PROGRAM

Target population: the
poorest rural families in Mexico

The Progresa poverty program is based on a “demand”
approach to increasing education rates among the poor. This means that
the program targets only the poorest families rather than previous “supply”
approaches which target whole communities. The criticism of supply
approaches is that they are not especially effective in increasing education
rates among the poorest families and that most benefits are received by
well-to-do families. Progresa’s approach is to provide educational grants
for rural families who are identified as the “poorest” using census
data. Children had to attend at least 85% of school days to keep
receiving this grant and it is hypothesized that this requirement and the
families’ supplemental income will increase the likelihood that the child
attends school as opposed to working for additional income.

EVALUATION(S) OF
PROGRAM

Schultz, T. P. (2001). School subsidies for the
poor: Evaluating the Mexican Progresa poverty program
(CDP No. 834). New
Haven, Connecticut: Yale University, Economic Growth Center.

Evaluated
population: 19,716 children of the poorest rural Mexican families aged
5-16 years

Approach: 314 out of 495 eligible communities were
randomly assigned to treatment conditions. The remaining 181 communities
made up the control group which received no treatment. In treatment
communities, census data was used to determine the poorest families who would
be eligible for the intervention. Students of these families had to be in
grades 3 through 9 and attending at least 85% of school days.
Compensation rates varied depending on sex and grade level of the child and
were adjusted periodically for inflation rates. The researchers examined
measures on enrollment rates, educational attainment, and other variables
associated with family structure changes and cost/benefit program outcomes.

Results: Enrollment rates for children in Progresa
treatment communities were higher than those in control communities.
Impacts were larger in sixth grade, than earlier grades and larger for girls
than boys (14.8 and 6.5 percentage point increases, respectively). Economic
inequality in school enrollments was decreased in treatment communities
compared with controls.

SOURCES FOR MORE
INFORMATION

References

Schultz, T. P. (2001). School subsidies for the
poor: Evaluating the Mexican Progresa poverty program
(CDP No. 834).
New Haven, Connecticut: Yale University, Economic Growth Center.

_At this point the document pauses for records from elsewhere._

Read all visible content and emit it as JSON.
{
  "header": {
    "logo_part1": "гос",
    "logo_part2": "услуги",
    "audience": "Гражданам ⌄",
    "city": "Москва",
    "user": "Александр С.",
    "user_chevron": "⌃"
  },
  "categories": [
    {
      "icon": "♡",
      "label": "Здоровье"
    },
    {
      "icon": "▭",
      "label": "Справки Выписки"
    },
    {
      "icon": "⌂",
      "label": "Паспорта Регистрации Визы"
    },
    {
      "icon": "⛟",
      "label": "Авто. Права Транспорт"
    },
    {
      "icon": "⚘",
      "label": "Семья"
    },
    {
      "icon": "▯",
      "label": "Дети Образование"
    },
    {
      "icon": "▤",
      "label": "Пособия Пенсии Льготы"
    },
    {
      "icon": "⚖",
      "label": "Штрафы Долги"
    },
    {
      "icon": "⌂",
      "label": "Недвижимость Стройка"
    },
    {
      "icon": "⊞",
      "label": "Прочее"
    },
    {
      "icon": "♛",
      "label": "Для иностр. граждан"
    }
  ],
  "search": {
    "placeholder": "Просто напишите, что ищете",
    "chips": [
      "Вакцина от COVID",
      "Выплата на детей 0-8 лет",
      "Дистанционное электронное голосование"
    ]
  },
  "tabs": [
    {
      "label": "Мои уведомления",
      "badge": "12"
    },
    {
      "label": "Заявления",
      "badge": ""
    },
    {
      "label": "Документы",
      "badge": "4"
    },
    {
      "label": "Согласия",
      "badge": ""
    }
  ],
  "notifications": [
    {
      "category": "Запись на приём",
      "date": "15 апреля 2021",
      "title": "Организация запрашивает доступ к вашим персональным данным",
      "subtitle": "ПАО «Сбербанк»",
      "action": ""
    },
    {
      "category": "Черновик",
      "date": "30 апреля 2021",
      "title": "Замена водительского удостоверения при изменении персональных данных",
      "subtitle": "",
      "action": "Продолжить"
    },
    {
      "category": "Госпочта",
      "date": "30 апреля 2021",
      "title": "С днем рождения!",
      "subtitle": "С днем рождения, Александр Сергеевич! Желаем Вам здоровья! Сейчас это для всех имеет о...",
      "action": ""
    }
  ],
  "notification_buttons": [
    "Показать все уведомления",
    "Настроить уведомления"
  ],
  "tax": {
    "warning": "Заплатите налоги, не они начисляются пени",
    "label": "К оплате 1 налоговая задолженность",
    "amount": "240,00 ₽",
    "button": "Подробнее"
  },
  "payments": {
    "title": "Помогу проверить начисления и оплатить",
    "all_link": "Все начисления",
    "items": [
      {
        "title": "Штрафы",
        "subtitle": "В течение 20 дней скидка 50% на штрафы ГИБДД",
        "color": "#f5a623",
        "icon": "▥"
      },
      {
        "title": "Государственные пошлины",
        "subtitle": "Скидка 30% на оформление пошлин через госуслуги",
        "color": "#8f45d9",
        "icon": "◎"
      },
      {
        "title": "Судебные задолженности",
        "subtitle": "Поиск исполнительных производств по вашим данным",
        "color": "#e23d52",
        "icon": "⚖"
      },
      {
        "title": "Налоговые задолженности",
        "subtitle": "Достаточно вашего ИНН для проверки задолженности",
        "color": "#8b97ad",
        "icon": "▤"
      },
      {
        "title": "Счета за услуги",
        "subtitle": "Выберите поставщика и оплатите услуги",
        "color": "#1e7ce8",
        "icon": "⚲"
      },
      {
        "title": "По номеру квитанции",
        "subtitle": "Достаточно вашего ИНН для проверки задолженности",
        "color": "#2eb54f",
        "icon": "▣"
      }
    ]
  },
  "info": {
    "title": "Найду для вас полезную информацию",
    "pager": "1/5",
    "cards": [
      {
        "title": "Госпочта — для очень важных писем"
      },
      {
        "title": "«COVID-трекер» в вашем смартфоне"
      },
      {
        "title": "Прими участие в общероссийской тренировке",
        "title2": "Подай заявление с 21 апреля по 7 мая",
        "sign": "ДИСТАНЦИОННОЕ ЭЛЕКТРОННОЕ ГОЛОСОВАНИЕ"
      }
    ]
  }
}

KEYWORDS: Children, Adolescents, Rural or Small Town, Community or Media Campaign, Parent or Family Component, Attendance

Program information last updated 4/1/08